Though parts of Baxter have been accessible for months, heavy snows and rains since December have left park workers fixing road washouts and awaiting thaws and the drying out of trails and roads, Bissell said.
This delayed the opening of most of the park, which usually occurs by May 15.
“The colder, wetter weather just hasn’t melted the snow and brought the frost out of the roads,” Bissell said.
Among the features park visitors can expect to be open Friday are:
• Trout Brook Farm campground and portions of 45-mile-long Park Tote Road, which is open now to Foster Field and to Trout Brook Crossing.
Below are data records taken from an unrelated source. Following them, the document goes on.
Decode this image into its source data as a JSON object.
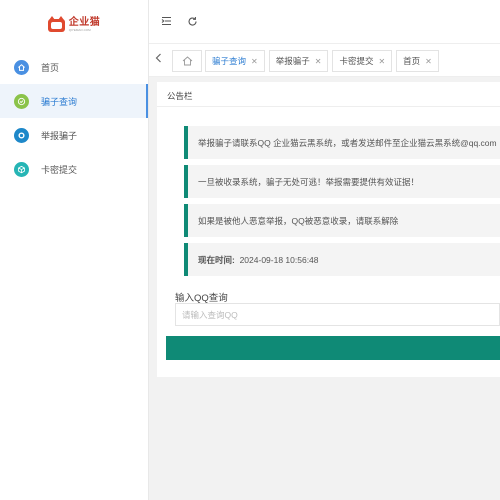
{
  "brand": {
    "name": "企业猫",
    "tagline": "QIYEMAO.COM"
  },
  "sidebar": {
    "items": [
      {
        "label": "首页",
        "icon": "home-icon",
        "color": "#4a90e2",
        "active": false
      },
      {
        "label": "骗子查询",
        "icon": "check-icon",
        "color": "#8bc34a",
        "active": true
      },
      {
        "label": "举报骗子",
        "icon": "ring-icon",
        "color": "#1e88c9",
        "active": false
      },
      {
        "label": "卡密提交",
        "icon": "cube-icon",
        "color": "#26b5b5",
        "active": false
      }
    ]
  },
  "header": {
    "menu_icon": "menu-fold-icon",
    "refresh_icon": "refresh-icon"
  },
  "tabs": [
    {
      "label": "骗子查询",
      "active": true
    },
    {
      "label": "举报骗子",
      "active": false
    },
    {
      "label": "卡密提交",
      "active": false
    },
    {
      "label": "首页",
      "active": false
    }
  ],
  "panel": {
    "title": "公告栏",
    "notices": [
      "举报骗子请联系QQ 企业猫云黑系统，或者发送邮件至企业猫云黑系统@qq.com",
      "一旦被收录系统，骗子无处可逃！举报需要提供有效证据！",
      "如果是被他人恶意举报，QQ被恶意收录，请联系解除"
    ],
    "time_label": "现在时间:",
    "time_value": "2024-09-18 10:56:48",
    "query": {
      "label": "输入QQ查询",
      "placeholder": "请输入查询QQ",
      "value": ""
    }
  },
  "colors": {
    "accent": "#0f8a76",
    "active_blue": "#2d7dd2",
    "brand_red": "#e04a2f"
  }
}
Tote Road is also open on the north end of the park from Matagamon Gate to Trout Brook Crossing and South Branch Pond Campground.
• The Russell Pond campground, which is accessible by hiking in from the north via South Branch Pond campground.
• Abol, Katahdin Stream, Daicey Pond, Kidney Pond, Russell Pond and South Branch Pond Campgrounds are open for reservations only, via the park website, baxterstateparkauthority.com, as of today, Bissell said.
“All the trails below the [mountain] treeline are open now, but they are probably wet and probably somewhat snowed,” Bissell said.
Roaring Brook Campground, meanwhile, won’t be open until Sunday. The Russell Pond and Wassataquoik Stream Trails remain closed until water levels drop in Wassataquoik Stream. Roaring Brook, Trout Brook Farm, Nesowadnehunk Field and Chimney Pond also remain closed until conditions improve, Bissell said.
Chimney Pond Campground usually doesn’t open until June 1, and given the delays caused by the difficult weather, an opening by that date would be fortunate indeed, Bissell said.
“It’s a long ways away,” Bissell said.
Last year, the park drew 67,000 visitors to the Katahdin region, a better than average year but nothing close to the mid-1990s, which saw as many as 85,000 annual visitors, Bissell said.
Bissell said he hopes the peak will be accessible by Memorial Day. Anyone wishing for up-to-the-minute information should go to the park’s website, he said.